The assistance dog cannot embark on the cruise vessel until the department has checked the completed document and issued you with final approval.

Step 7: Final approval

If the entire application is compliant, the department will grant final approval, the application will be returned to you and the assistance dog can embark on the cruise vessel.

Note: If the cruise itinerary includes any New Zealand ports the assistance dog will need to be prepared for export in accordance with New Zealand’s requirements before the cruise departs Australia and an official veterinary health certificate and export permit are also required.

Step 8: Cruising
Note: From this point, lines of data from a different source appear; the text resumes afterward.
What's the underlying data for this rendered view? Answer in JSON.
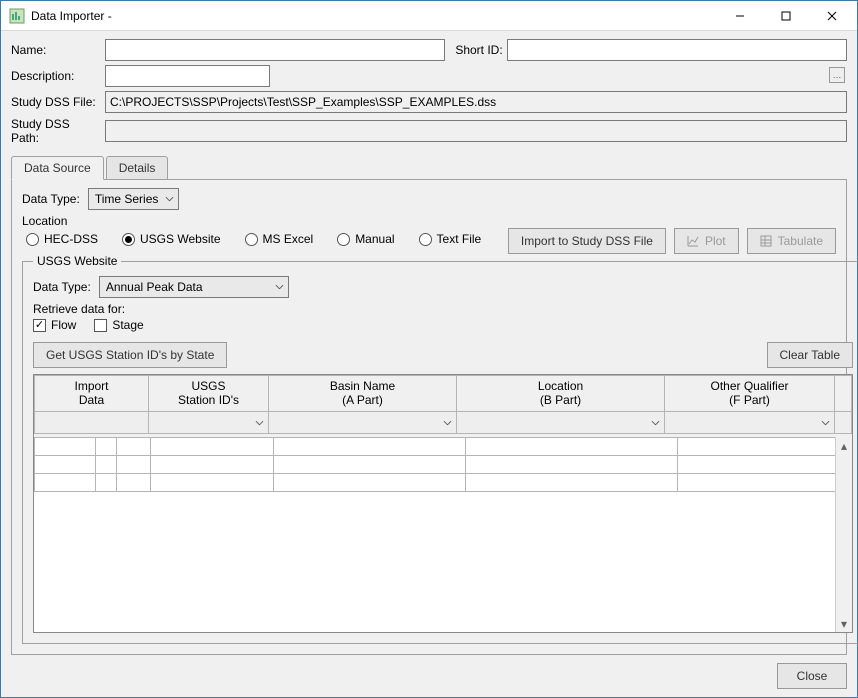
{
  "window": {
    "title": "Data Importer -"
  },
  "labels": {
    "name": "Name:",
    "short_id": "Short ID:",
    "description": "Description:",
    "study_dss_file": "Study DSS File:",
    "study_dss_path": "Study DSS Path:"
  },
  "values": {
    "name": "",
    "short_id": "",
    "description": "",
    "study_dss_file": "C:\\PROJECTS\\SSP\\Projects\\Test\\SSP_Examples\\SSP_EXAMPLES.dss",
    "study_dss_path": ""
  },
  "tabs": {
    "data_source": "Data Source",
    "details": "Details"
  },
  "datasource": {
    "data_type_label": "Data Type:",
    "data_type_value": "Time Series",
    "location_label": "Location",
    "radios": {
      "hec_dss": "HEC-DSS",
      "usgs": "USGS Website",
      "msexcel": "MS Excel",
      "manual": "Manual",
      "textfile": "Text File"
    },
    "buttons": {
      "import": "Import to Study DSS File",
      "plot": "Plot",
      "tabulate": "Tabulate"
    }
  },
  "usgs": {
    "legend": "USGS Website",
    "data_type_label": "Data Type:",
    "data_type_value": "Annual Peak Data",
    "retrieve_label": "Retrieve data for:",
    "flow": "Flow",
    "stage": "Stage",
    "get_ids": "Get USGS Station ID's by State",
    "clear": "Clear Table",
    "headers": {
      "import_data_l1": "Import",
      "import_data_l2": "Data",
      "station_l1": "USGS",
      "station_l2": "Station ID's",
      "basin_l1": "Basin Name",
      "basin_l2": "(A Part)",
      "location_l1": "Location",
      "location_l2": "(B Part)",
      "other_l1": "Other Qualifier",
      "other_l2": "(F Part)"
    }
  },
  "footer": {
    "close": "Close"
  }
}
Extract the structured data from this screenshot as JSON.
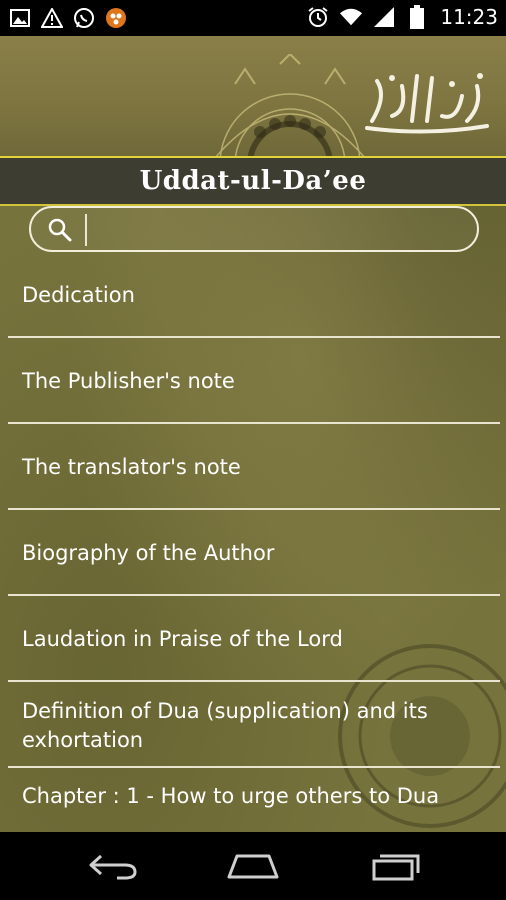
{
  "status_bar": {
    "time": "11:23",
    "icons_left": [
      "image-icon",
      "warning-icon",
      "whatsapp-icon",
      "app-notification-icon"
    ],
    "icons_right": [
      "alarm-icon",
      "wifi-icon",
      "signal-icon",
      "battery-icon"
    ]
  },
  "header": {
    "title": "Uddat-ul-Da’ee"
  },
  "search": {
    "placeholder": "",
    "value": ""
  },
  "menu": {
    "items": [
      {
        "label": "Dedication"
      },
      {
        "label": "The Publisher's note"
      },
      {
        "label": "The translator's note"
      },
      {
        "label": "Biography of the Author"
      },
      {
        "label": "Laudation in Praise of the Lord"
      },
      {
        "label": "Definition of Dua (supplication) and its exhortation"
      },
      {
        "label": "Chapter : 1 - How to urge others to Dua"
      }
    ]
  },
  "nav_bar": {
    "buttons": [
      "back-icon",
      "home-icon",
      "recents-icon"
    ]
  },
  "colors": {
    "background": "#77733d",
    "title_bar": "#3e3d32",
    "title_border": "#e2d33a",
    "divider": "#e8e4cf",
    "text": "#ffffff"
  }
}
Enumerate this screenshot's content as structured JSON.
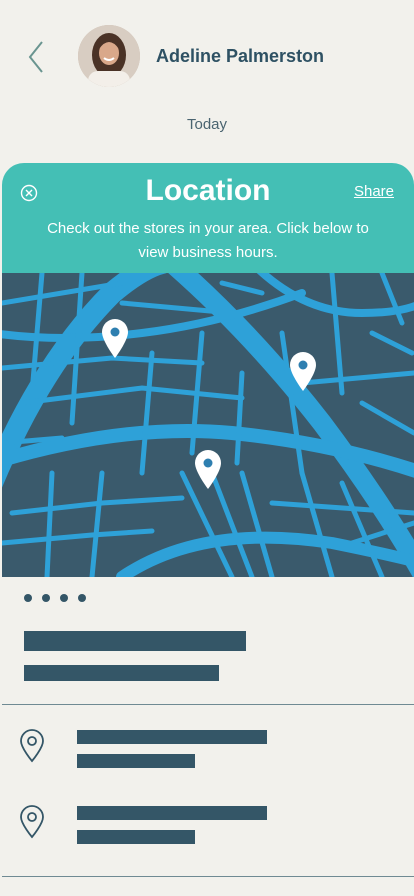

During the cruise, the assistance dog must only temporarily disembark from the vessel at the approved ports as stated in Appendix 5 of the approved application.

During any temporary disembarkation from the cruise vessel you must ensure that:

  1. the assistance dog will remain leashed and under your (or the handlers) direct control at all times;

  2. you are able to provide a biosecurity officer, upon request, with a copy of the final approved ‘Application to take an assistance dog on a cruise’ sent to you at Step 7: Final Approval;

  3. you make the assistance dog available to be inspected by a biosecurity officer and cleared for disembarkation at the approved ports (where required) identified in Appendix 5; and

  4. you must promptly inform the department if the assistance dog develops any illness.

If you seek veterinary treatment for the assistance dog, you must advise the attending veterinarian that the assistance dog is under biosecurity control and that a veterinary report must be submitted to the department. The registered veterinarian must contact the department by phone on 1800 900 090 or by email at imports

Should the assistance dog be required, for emergency reasons, to disembark from the vessel at a port not listed in Appendix 5, you must notify the department’s regional office in the relevant state or territory as soon as possible, and no later than 24 hours after disembarkation.

Regional Office

Email

New South Wales

CER Animal Imports

Victoria and Tasmania

SE Animal

Queensland

QLD Live Animal Imports

South Australia

SA Live Animal Imports

Western Australia

WA Live Animal Imports

Northern Territory

NT Live Animal Imports

Note: In accordance with New Zealand Government requirements, where the dog is destined to travel to New Zealand, the dog must not disembark from the vessel in Australia, once the department has issued an official veterinary health certificate for export to New Zealand.

Note: Current advice from the New Zealand Government (New Zealand Ministry for Primary Industries (email info; Phone +64 4 894 0100) is that an assistance dog can only disembark the cruise vessel in New Zealand after biosecurity clearances have been completed in the port of Auckland – biosecurity clearance cannot be conducted at any other New Zealand port.

Step 9: Provide the department with feedback about your experience

Timeframe: After the cruise is complete

This process was developed to give handlers of assistance dogs more options by allowing them to travel with their dogs on vessels under biosecurity control if they so choose. As this is a new process, the department would be grateful for any feedback from the handlers of assistance dogs that have used this process to take their animals on cruise vessels under biosecurity control.

All feedback should be provided to imports